January 2014

What is the difference between a fixed fee arrangement and agreed fees?

Q. I would like to offer a fixed fee arrangement to my clients so that they can be clear about their costs position. The monies will be paid upfront and they will be billed for the agreed sum at the end of the retainer. I understand this is an agreed fee under Rule 17.5 of the SRA Accounts Rules 2011 and that the monies must go in to the office account. Is this correct?

No. Fixed fees and agreed fees are two distinct types of arrangement and must be treated differently to comply with the accounts rules.
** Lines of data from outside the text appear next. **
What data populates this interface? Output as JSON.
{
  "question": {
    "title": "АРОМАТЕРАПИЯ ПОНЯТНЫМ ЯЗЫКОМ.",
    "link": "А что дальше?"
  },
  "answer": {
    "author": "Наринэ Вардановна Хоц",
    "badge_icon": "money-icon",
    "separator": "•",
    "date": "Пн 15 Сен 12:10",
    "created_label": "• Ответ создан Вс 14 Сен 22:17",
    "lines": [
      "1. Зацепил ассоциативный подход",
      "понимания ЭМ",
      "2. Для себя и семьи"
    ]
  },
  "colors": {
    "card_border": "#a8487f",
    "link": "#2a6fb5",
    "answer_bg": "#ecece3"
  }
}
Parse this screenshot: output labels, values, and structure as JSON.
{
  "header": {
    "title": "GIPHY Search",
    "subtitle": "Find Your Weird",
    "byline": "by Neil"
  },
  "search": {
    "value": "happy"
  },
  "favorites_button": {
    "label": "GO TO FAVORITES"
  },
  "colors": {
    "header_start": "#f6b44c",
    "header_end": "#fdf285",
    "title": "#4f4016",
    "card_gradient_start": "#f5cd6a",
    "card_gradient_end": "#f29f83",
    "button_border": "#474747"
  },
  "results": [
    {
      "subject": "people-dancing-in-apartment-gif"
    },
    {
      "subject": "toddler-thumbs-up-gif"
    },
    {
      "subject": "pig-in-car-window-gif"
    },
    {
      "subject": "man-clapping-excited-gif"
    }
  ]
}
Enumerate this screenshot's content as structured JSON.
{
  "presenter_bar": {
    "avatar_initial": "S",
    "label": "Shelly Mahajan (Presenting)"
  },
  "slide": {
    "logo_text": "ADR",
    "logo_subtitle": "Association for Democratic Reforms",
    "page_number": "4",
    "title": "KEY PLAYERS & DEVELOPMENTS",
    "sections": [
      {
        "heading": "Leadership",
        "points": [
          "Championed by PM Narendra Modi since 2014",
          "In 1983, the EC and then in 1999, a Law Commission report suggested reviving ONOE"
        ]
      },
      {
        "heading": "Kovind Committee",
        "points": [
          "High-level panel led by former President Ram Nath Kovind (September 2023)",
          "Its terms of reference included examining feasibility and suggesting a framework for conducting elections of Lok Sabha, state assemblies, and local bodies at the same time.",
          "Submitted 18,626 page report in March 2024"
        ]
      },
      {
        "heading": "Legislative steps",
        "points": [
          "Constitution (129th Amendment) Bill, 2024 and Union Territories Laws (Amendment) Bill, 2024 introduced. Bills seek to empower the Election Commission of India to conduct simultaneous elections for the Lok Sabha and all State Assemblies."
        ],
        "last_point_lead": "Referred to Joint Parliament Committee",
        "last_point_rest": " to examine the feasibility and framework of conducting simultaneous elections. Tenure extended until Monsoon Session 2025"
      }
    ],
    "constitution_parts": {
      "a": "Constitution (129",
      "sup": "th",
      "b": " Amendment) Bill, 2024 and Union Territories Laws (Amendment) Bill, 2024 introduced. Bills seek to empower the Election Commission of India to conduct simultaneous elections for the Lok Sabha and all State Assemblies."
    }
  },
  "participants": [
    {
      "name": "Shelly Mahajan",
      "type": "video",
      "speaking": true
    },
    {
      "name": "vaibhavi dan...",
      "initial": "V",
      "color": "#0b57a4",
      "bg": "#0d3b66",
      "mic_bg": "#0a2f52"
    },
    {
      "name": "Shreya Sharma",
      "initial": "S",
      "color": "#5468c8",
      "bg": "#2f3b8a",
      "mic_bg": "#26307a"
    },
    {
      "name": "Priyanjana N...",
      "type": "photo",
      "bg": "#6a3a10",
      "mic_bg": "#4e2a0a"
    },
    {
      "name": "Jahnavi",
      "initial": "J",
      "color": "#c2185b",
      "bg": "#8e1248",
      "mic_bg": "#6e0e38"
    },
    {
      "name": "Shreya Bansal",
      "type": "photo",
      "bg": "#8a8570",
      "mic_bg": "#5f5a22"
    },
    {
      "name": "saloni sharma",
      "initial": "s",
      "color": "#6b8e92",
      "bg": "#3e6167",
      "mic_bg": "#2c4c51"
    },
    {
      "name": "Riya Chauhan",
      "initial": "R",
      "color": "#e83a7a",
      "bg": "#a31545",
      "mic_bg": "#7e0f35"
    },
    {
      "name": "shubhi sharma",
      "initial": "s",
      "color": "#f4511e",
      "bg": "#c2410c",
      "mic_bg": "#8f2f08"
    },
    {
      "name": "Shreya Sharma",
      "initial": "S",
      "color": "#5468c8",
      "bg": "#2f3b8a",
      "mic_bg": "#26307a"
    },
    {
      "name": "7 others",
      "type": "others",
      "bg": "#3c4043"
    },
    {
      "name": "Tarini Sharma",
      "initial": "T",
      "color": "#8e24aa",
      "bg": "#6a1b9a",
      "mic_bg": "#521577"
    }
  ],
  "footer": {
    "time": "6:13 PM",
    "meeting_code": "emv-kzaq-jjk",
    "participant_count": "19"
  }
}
Fixed fees are usually set at the beginning of a retainer and are payable on completion of the work required e.g. Divorce (excluding ancillary relief) £300 plus vat. Where you require costs on account of this fixed fee (as above), the costs must be paid into the client account in the usual manner. These monies have the usual protections for clients as they remain within the client account. At the conclusion of the matter, a final bill is delivered to the client in the usual way and the monies then transferred to the office account in accordance with rules 17.2 and 17.3.

An agreed fee is a fee, the terms of which must be evidenced in writing and must be paid into the office account. The fee cannot be varied upwards and is payable, by the client, whether or not the work is completed. The money does not have the usual protections afforded to clients as it is office money, belonging to the firm. You must ensure that you have achieved the relevant outcomes in Chapter 1 of the SRA Code of Conduct 2011 and that clients signing up to an agreed fee are aware of the implications of paying it and consent to this before any payment is made.

Fixed fees have been used for many years by the profession, particularly in conveyancing matters. Agreed fees are commonly used by criminal law practices and other practices where the firms do not maintain a client account.